Dr. Assaf recognizes the importance of providing educators with learning opportunities to further improve their engagement with students. She would like to help teachers hone their computational skills which will enable them to identify their students’ cognitive abilities. Dr. Assaf states, “It is important to position teachers first as learners. This will make teachers more aware of the early steps of computational thinking. There are no control groups in this study so we can build relationships with teachers and learn from their experiences.” By providing educators with computational learning experiences, Dr. Assaf and Dr. Justice will be able to expand on computational interventions as curriculum.  The project will be conducted with educators from the San Marcos Consolidated Independent School District (SMCISD). The project's abstract confirms “the research will include two cohorts of 15 PreK-2 teachers recruited from the SMCISD in years one and two of the project.”

Dr. Justice believes the computer coding discipline should be more diverse and accessible to students.
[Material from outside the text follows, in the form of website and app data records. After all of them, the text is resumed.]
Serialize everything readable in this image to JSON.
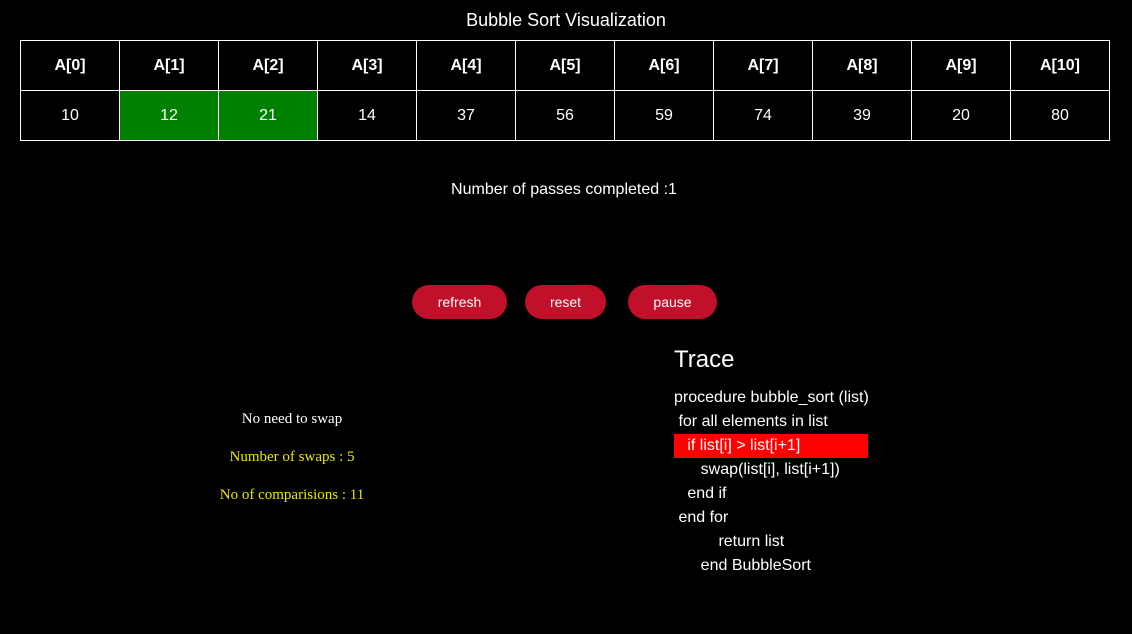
{
  "title": "Bubble Sort Visualization",
  "array": {
    "headers": [
      "A[0]",
      "A[1]",
      "A[2]",
      "A[3]",
      "A[4]",
      "A[5]",
      "A[6]",
      "A[7]",
      "A[8]",
      "A[9]",
      "A[10]"
    ],
    "values": [
      "10",
      "12",
      "21",
      "14",
      "37",
      "56",
      "59",
      "74",
      "39",
      "20",
      "80"
    ],
    "highlight_color": "#008000"
  },
  "passes_text": "Number of passes completed :1",
  "buttons": {
    "refresh": "refresh",
    "reset": "reset",
    "pause": "pause",
    "color": "#c0102a"
  },
  "status": {
    "message": "No need to swap",
    "swaps": "Number of swaps : 5",
    "comparisons": "No of comparisions : 11"
  },
  "trace": {
    "title": "Trace",
    "lines": [
      "procedure bubble_sort (list)",
      " for all elements in list",
      "   if list[i] > list[i+1]",
      "      swap(list[i], list[i+1])",
      "   end if",
      " end for",
      "          return list",
      "      end BubbleSort"
    ],
    "active_color": "#ff0000"
  }
}
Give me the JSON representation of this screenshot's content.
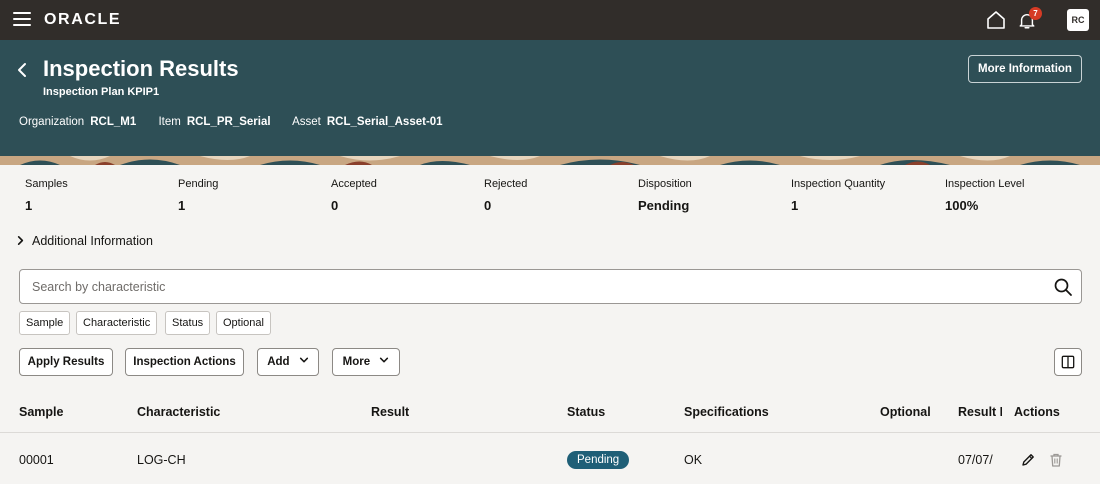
{
  "app": {
    "logo": "ORACLE",
    "notification_count": "7",
    "user_initials": "RC"
  },
  "header": {
    "title": "Inspection Results",
    "subtitle": "Inspection Plan KPIP1",
    "fields": [
      {
        "label": "Organization",
        "value": "RCL_M1"
      },
      {
        "label": "Item",
        "value": "RCL_PR_Serial"
      },
      {
        "label": "Asset",
        "value": "RCL_Serial_Asset-01"
      }
    ],
    "more_info_label": "More Information"
  },
  "metrics": [
    {
      "label": "Samples",
      "value": "1"
    },
    {
      "label": "Pending",
      "value": "1"
    },
    {
      "label": "Accepted",
      "value": "0"
    },
    {
      "label": "Rejected",
      "value": "0"
    },
    {
      "label": "Disposition",
      "value": "Pending"
    },
    {
      "label": "Inspection Quantity",
      "value": "1"
    },
    {
      "label": "Inspection Level",
      "value": "100%"
    }
  ],
  "additional_info_label": "Additional Information",
  "search": {
    "placeholder": "Search by characteristic"
  },
  "filters": [
    "Sample",
    "Characteristic",
    "Status",
    "Optional"
  ],
  "toolbar": {
    "apply_results": "Apply Results",
    "inspection_actions": "Inspection Actions",
    "add": "Add",
    "more": "More"
  },
  "table": {
    "columns": [
      "Sample",
      "Characteristic",
      "Result",
      "Status",
      "Specifications",
      "Optional",
      "Result D",
      "Actions"
    ],
    "rows": [
      {
        "sample": "00001",
        "characteristic": "LOG-CH",
        "result": "",
        "status": "Pending",
        "specifications": "OK",
        "optional": "",
        "result_date": "07/07/"
      }
    ]
  },
  "colors": {
    "topbar": "#312d2a",
    "header": "#2e4f56",
    "status_pending": "#1f5f77",
    "badge": "#d63b25"
  },
  "icons": [
    "menu-icon",
    "home-icon",
    "bell-icon",
    "back-icon",
    "search-icon",
    "chevron-right-icon",
    "chevron-down-icon",
    "columns-icon",
    "edit-icon",
    "delete-icon"
  ]
}
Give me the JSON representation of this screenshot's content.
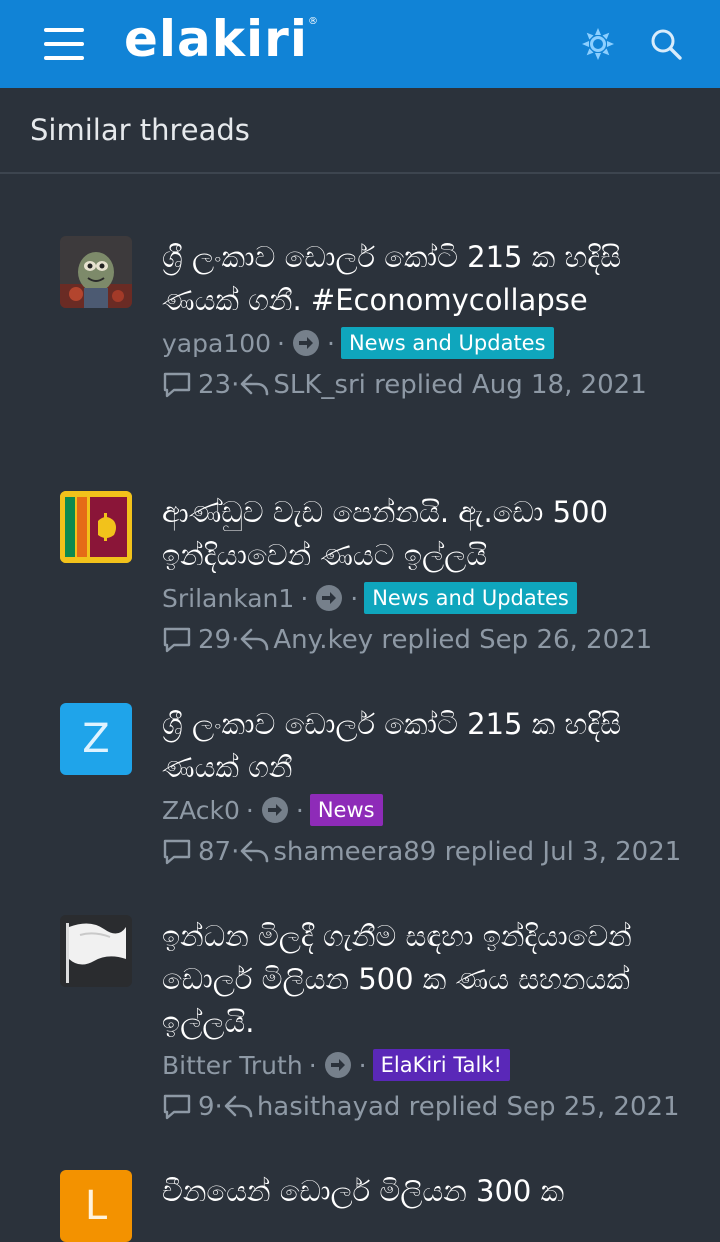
{
  "header": {
    "logo_text": "elakiri",
    "logo_mark": "®",
    "menu_icon": "menu-icon",
    "theme_icon": "sun-icon",
    "search_icon": "search-icon",
    "brand_color": "#1183d6"
  },
  "section_title": "Similar threads",
  "threads": [
    {
      "title": "ශ්‍රී ලංකාව ඩොලර් කෝටි 215 ක හදිසි ණයක් ගනී. #Economycollapse",
      "author": "yapa100",
      "forum": "News and Updates",
      "forum_color": "#0fa6bd",
      "replies": "23",
      "last_reply": "SLK_sri replied Aug 18, 2021",
      "avatar": "photo"
    },
    {
      "title": "ආණ්ඩුව වැඩ පෙන්නයි. ඇ.ඩො 500 ඉන්දියාවෙන් ණයට ඉල්ලයි",
      "author": "Srilankan1",
      "forum": "News and Updates",
      "forum_color": "#0fa6bd",
      "replies": "29",
      "last_reply": "Any.key replied Sep 26, 2021",
      "avatar": "flag"
    },
    {
      "title": "ශ්‍රී ලංකාව ඩොලර් කෝටි 215 ක හදිසි ණයක් ගනී",
      "author": "ZAck0",
      "forum": "News",
      "forum_color": "#8e2bb8",
      "replies": "87",
      "last_reply": "shameera89 replied Jul 3, 2021",
      "avatar": "Z",
      "avatar_color": "#1fa4ea"
    },
    {
      "title": "ඉන්ධන මිලදී ගැනීම සඳහා ඉන්දියාවෙන් ඩොලර් මිලියන 500 ක ණය සහනයක් ඉල්ලයි.",
      "author": "Bitter Truth",
      "forum": "ElaKiri Talk!",
      "forum_color": "#5a28b8",
      "replies": "9",
      "last_reply": "hasithayad replied Sep 25, 2021",
      "avatar": "whiteflag"
    },
    {
      "title": "චීනයෙන් ඩොලර් මිලියන 300 ක",
      "avatar": "L",
      "avatar_color": "#f39200"
    }
  ]
}
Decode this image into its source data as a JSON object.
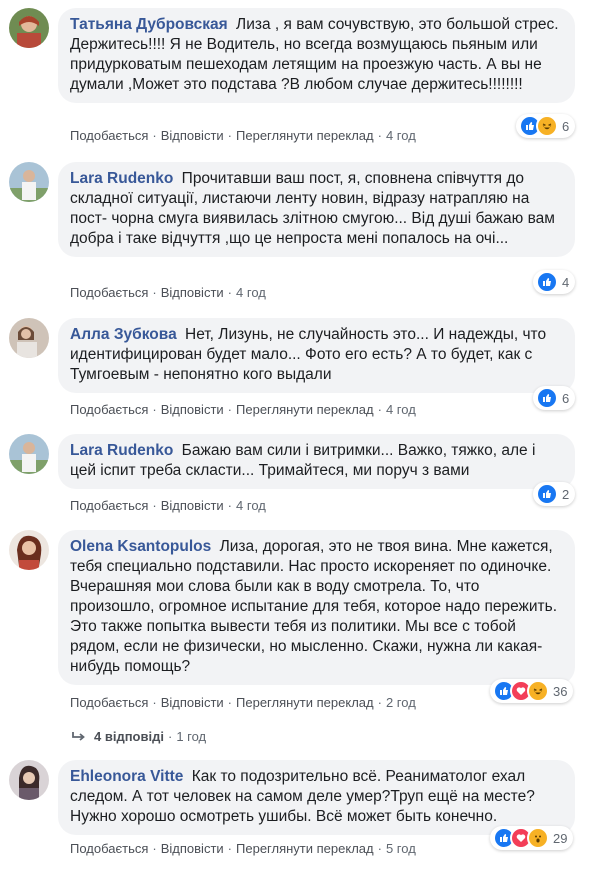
{
  "actions": {
    "like": "Подобається",
    "reply": "Відповісти",
    "translate": "Переглянути переклад",
    "dot": "·"
  },
  "comments": [
    {
      "author": "Татьяна Дубровская",
      "text": "Лиза , я вам сочувствую, это большой стрес. Держитесь!!!! Я не Водитель, но всегда возмущаюсь пьяным или придурковатым пешеходам летящим на проезжую часть. А вы не думали ,Может это подстава ?В любом случае держитесь!!!!!!!!",
      "time": "4 год",
      "reaction_count": "6",
      "reactions": [
        "like-icon",
        "haha-icon"
      ]
    },
    {
      "author": "Lara Rudenko",
      "text": "Прочитавши ваш пост, я, сповнена співчуття до складної ситуації, листаючи ленту новин, відразу натрапляю на пост- чорна смуга виявилась злітною смугою... Від душі бажаю вам добра і таке відчуття ,що це непроста мені попалось на очі...",
      "time": "4 год",
      "reaction_count": "4",
      "reactions": [
        "like-icon"
      ]
    },
    {
      "author": "Алла Зубкова",
      "text": "Нет, Лизунь, не случайность это... И надежды, что идентифицирован будет мало... Фото его есть? А то будет, как с Тумгоевым - непонятно кого выдали",
      "time": "4 год",
      "reaction_count": "6",
      "reactions": [
        "like-icon"
      ]
    },
    {
      "author": "Lara Rudenko",
      "text": "Бажаю вам сили і витримки... Важко, тяжко, але і цей іспит треба скласти... Тримайтеся, ми поруч з вами",
      "time": "4 год",
      "reaction_count": "2",
      "reactions": [
        "like-icon"
      ]
    },
    {
      "author": "Olena Ksantopulos",
      "text": "Лиза, дорогая, это не твоя вина. Мне кажется, тебя специально подставили. Нас просто искореняет по одиночке. Вчерашняя мои слова были как в воду смотрела. То, что произошло, огромное испытание для тебя, которое надо пережить. Это также попытка вывести тебя из политики. Мы все с тобой рядом, если не физически, но мысленно. Скажи, нужна ли какая-нибудь помощь?",
      "time": "2 год",
      "reaction_count": "36",
      "reactions": [
        "like-icon",
        "love-icon",
        "haha-icon"
      ]
    },
    {
      "author": "Ehleonora Vitte",
      "text": "Как то подозрительно всё. Реаниматолог ехал следом. А тот человек на самом деле умер?Труп ещё на месте? Нужно хорошо осмотреть ушибы. Всё может быть конечно.",
      "time": "5 год",
      "reaction_count": "29",
      "reactions": [
        "like-icon",
        "love-icon",
        "wow-icon"
      ]
    }
  ],
  "replies": {
    "icon": "reply-arrow-icon",
    "label": "4 відповіді",
    "time": "1 год"
  }
}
He states, “There is a lack of diversity in computer science education; all students should have access to computational learning opportunities.” Furthermore, Dr. Justice would like for computational thinking to be embraced as a practical learning tool that empowers meaning-making in the same way writing, reading, and mathematics are applied. Dr. Assaf explains the project will provide “culturally relevant computer science learning activities for young children." Each project phase will consist of useful methods to further analyze computational learning. The three phases of this project include “the exploration of and reflection on computer science and computational thinking skills and practices, noticing and naming computer science precursor skills and practices in early childhood learning, and collaborative design, implementation and assessment of learning activities aligned with standards across content areas.” This developmental project will inform educators and serve as a model to implement computational thinking in curriculum across multiple disciplines to further improve students’ learning opportunities.